October Gardening To-Do List: 5 Steps to Prepare Your Garden for Fall
By Tripp and Carmen Eldridge
It may be hard to believe but we’re already in the midst of the fall season. And although leaves aren’t really falling off trees here in South Florida, now is the perfect time for gardeners to get started on planting their cooler-season vegetables. But before you start shopping for seeds, there are a few things you should do to transition your garden beds from the summer harvest.
As we welcome a respite from Florida’s summer heat, the cooler temperatures offer an opportunity to get outside and clear out the remains of the summer fruits and vegetables you enjoyed over the last few months. If you are planning on using the same beds from the summer for your cool-season garden, it’s important to clean out any dead plant matter and weeds before you start fresh.
Garden renovations can be overwhelming but there are a few tips to make your cleaning efforts easier.
Step 1: Come Up with A Garden Plan
When visualizing your perfect fall garden, it is best to start with a plan. Think about what kind of vegetables and herbs you would want to incorporate into your meals throughout the season and make sure they are compatible with the seasonal temperatures in your area. Then, write down the location and planting date(s) of the vegetables you want to include. This map will help guide you through the planting step. Finally, create a list of all of the supplies and seeds you will need to get started – it will save you a lot of extra trips to the store.
Step 2: Clean Out Debris
Now that you have your plan, it is time to get your hands dirty. Cut down any plants from the previous season at the soil level with pruners, especially ones that are dead or dying, and pull up all weeds from their roots. If you compost at home, non-diseased plant material can make for great material to add to your compost pile and replenish your nutrient-rich fertilizer for future seasons. Weeds can be added to your compost so long as they don’t have any mature seed pods or aren’t grass with roots.
Step 3: Start Tilling
Third, get to work and break up the top layer of soil with a garden hoe or spade. Break up any large clods and scan for any overlooked rocks that you can remove. If you’d like to test your soil for nutrients, take three to five soil samples from different parts of your garden for pH testing. Your local UF IFAS County Extension Service can test your soil for an additional fee. The test will show what nutrients you may need to add before you keep planting.
Step 4: Add Nutrients
Finally, add organic matter, like compost, and nutrient-rich fertilizer over your tilled soil. Take your hoe or spade to turn it into the top layer. If you aren’t immediately replanting, cover the bed with flattened brown boxes or mulch to prevent weeds from growing and keep your soil fertile. Mulch will also keep your beds moist for when you are ready to start growing.

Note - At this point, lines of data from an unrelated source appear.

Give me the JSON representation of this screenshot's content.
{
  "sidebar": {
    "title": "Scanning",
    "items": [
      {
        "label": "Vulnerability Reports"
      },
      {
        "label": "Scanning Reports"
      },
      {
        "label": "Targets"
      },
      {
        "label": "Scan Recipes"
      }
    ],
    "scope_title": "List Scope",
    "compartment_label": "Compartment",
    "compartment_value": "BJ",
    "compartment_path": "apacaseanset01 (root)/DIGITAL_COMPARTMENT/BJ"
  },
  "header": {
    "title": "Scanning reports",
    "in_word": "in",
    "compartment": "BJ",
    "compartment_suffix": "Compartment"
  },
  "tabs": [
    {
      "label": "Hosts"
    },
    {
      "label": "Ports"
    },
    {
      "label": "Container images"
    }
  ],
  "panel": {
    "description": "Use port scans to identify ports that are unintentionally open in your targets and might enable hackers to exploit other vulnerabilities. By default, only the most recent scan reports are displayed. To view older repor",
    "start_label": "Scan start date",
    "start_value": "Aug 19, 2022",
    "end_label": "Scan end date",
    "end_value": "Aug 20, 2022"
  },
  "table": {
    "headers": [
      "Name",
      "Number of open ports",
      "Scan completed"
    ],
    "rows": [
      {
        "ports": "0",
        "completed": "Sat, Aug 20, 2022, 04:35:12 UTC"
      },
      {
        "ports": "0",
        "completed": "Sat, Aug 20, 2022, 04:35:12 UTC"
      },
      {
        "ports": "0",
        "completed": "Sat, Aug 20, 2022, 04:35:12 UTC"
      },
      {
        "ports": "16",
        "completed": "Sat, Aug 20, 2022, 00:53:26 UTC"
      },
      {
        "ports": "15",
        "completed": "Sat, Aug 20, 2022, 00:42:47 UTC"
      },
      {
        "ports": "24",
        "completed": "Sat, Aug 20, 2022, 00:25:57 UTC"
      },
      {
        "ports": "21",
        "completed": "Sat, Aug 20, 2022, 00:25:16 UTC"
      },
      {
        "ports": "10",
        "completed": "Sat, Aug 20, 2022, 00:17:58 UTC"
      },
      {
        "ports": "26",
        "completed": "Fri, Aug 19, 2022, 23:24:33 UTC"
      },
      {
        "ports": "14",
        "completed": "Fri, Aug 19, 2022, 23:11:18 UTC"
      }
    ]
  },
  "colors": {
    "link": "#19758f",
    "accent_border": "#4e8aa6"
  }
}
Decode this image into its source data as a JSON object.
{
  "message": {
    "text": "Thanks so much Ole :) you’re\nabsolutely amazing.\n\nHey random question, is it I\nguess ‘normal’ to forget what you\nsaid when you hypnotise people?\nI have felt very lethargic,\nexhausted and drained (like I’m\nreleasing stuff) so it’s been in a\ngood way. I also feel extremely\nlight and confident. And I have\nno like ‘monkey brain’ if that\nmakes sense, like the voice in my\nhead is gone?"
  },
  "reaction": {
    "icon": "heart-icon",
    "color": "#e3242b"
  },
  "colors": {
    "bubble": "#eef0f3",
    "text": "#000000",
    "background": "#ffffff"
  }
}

Step 5: Replant and Revitalize
Once your soil is revitalized, you are finally ready to refresh your vegetable garden and prepare for all the fresh produce you will be able to harvest over the next few months. October is a great time to plant herbs and hearty veggies like broccoli, carrots, brussels sprouts, and other root vegetables. In addition, look into growing lettuce and radishes to add to your fall menu. In South Florida, you can also plant tomatoes, peppers, eggplants, and other warm-season crops. For a complete list of what to plant when for our area, check out the University of Florida’s Vegetable Gardening Guide.
However, the work to keep your garden clean doesn’t stop in October. Don’t forget to regularly inspect your garden for struggling plants and continue to clean out the beds to prevent pests and make room for new veggies. Make sure to pay attention throughout the cooler months. With October dryness, checking moisture levels and ensuring that you consistently water your plants are important for a successful, sustainable harvest.
Carmen and Tripp Eldridge are small-scale farming experts and the current Farm Directors at Arden, an award-winning residential agrihood in Palm Beach County, FL. Managing the community’s five-acre farm, Tripp and Carmen are pioneering innovative farm-to-table living in South Florida.